__WHAT YOU WILL DO__: From the first line to the last, output the material exactly.
──────── SUPPLIED RECORDS ────────
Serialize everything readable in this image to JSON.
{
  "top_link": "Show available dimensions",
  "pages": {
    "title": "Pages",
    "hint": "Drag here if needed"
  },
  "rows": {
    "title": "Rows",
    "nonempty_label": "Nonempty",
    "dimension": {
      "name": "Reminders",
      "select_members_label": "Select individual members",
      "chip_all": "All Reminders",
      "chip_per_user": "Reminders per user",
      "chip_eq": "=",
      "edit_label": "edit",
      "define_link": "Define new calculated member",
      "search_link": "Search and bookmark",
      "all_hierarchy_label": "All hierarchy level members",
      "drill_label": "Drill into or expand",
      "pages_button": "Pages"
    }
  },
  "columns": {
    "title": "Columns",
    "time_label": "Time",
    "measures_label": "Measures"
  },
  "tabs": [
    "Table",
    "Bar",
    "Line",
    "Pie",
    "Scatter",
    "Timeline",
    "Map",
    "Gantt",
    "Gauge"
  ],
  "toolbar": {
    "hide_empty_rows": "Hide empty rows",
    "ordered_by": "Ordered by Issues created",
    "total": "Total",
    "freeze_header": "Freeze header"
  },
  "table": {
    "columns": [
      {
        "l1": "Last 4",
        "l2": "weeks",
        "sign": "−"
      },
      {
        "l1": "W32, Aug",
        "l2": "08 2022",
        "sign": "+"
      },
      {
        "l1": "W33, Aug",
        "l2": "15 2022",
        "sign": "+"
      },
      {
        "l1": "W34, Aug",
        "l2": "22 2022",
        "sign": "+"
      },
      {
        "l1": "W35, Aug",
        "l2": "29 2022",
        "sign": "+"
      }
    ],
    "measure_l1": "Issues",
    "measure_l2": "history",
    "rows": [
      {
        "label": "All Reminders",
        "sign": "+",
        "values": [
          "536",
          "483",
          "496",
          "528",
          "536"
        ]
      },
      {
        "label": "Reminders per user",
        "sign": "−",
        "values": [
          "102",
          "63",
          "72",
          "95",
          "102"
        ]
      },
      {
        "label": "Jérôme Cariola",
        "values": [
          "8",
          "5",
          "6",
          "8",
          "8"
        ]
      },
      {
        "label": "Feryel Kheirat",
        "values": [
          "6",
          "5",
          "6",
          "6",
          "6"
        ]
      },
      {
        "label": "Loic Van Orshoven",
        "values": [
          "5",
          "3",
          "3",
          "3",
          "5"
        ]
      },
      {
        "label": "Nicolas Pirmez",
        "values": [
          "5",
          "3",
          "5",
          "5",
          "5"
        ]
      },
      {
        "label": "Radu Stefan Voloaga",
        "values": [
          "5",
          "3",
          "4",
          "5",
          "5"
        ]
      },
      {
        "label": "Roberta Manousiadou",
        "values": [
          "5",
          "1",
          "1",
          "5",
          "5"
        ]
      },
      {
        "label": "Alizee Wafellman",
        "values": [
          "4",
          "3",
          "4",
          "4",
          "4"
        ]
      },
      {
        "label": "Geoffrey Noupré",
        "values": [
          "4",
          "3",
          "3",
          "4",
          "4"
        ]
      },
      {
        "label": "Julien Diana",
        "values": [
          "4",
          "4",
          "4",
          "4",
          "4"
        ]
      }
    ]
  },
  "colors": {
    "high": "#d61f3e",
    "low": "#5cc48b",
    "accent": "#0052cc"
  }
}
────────
__EXPECTED ANSWER__:
Serialize everything readable in this image to JSON.
{
  "top_link": "Show available dimensions",
  "pages": {
    "title": "Pages",
    "hint": "Drag here if needed"
  },
  "rows": {
    "title": "Rows",
    "nonempty_label": "Nonempty",
    "dimension": {
      "name": "Reminders",
      "select_members_label": "Select individual members",
      "chip_all": "All Reminders",
      "chip_per_user": "Reminders per user",
      "chip_eq": "=",
      "edit_label": "edit",
      "define_link": "Define new calculated member",
      "search_link": "Search and bookmark",
      "all_hierarchy_label": "All hierarchy level members",
      "drill_label": "Drill into or expand",
      "pages_button": "Pages"
    }
  },
  "columns": {
    "title": "Columns",
    "time_label": "Time",
    "measures_label": "Measures"
  },
  "tabs": [
    "Table",
    "Bar",
    "Line",
    "Pie",
    "Scatter",
    "Timeline",
    "Map",
    "Gantt",
    "Gauge"
  ],
  "toolbar": {
    "hide_empty_rows": "Hide empty rows",
    "ordered_by": "Ordered by Issues created",
    "total": "Total",
    "freeze_header": "Freeze header"
  },
  "table": {
    "columns": [
      {
        "l1": "Last 4",
        "l2": "weeks",
        "sign": "−"
      },
      {
        "l1": "W32, Aug",
        "l2": "08 2022",
        "sign": "+"
      },
      {
        "l1": "W33, Aug",
        "l2": "15 2022",
        "sign": "+"
      },
      {
        "l1": "W34, Aug",
        "l2": "22 2022",
        "sign": "+"
      },
      {
        "l1": "W35, Aug",
        "l2": "29 2022",
        "sign": "+"
      }
    ],
    "measure_l1": "Issues",
    "measure_l2": "history",
    "rows": [
      {
        "label": "All Reminders",
        "sign": "+",
        "values": [
          "536",
          "483",
          "496",
          "528",
          "536"
        ]
      },
      {
        "label": "Reminders per user",
        "sign": "−",
        "values": [
          "102",
          "63",
          "72",
          "95",
          "102"
        ]
      },
      {
        "label": "Jérôme Cariola",
        "values": [
          "8",
          "5",
          "6",
          "8",
          "8"
        ]
      },
      {
        "label": "Feryel Kheirat",
        "values": [
          "6",
          "5",
          "6",
          "6",
          "6"
        ]
      },
      {
        "label": "Loic Van Orshoven",
        "values": [
          "5",
          "3",
          "3",
          "3",
          "5"
        ]
      },
      {
        "label": "Nicolas Pirmez",
        "values": [
          "5",
          "3",
          "5",
          "5",
          "5"
        ]
      },
      {
        "label": "Radu Stefan Voloaga",
        "values": [
          "5",
          "3",
          "4",
          "5",
          "5"
        ]
      },
      {
        "label": "Roberta Manousiadou",
        "values": [
          "5",
          "1",
          "1",
          "5",
          "5"
        ]
      },
      {
        "label": "Alizee Wafellman",
        "values": [
          "4",
          "3",
          "4",
          "4",
          "4"
        ]
      },
      {
        "label": "Geoffrey Noupré",
        "values": [
          "4",
          "3",
          "3",
          "4",
          "4"
        ]
      },
      {
        "label": "Julien Diana",
        "values": [
          "4",
          "4",
          "4",
          "4",
          "4"
        ]
      }
    ]
  },
  "colors": {
    "high": "#d61f3e",
    "low": "#5cc48b",
    "accent": "#0052cc"
  }
}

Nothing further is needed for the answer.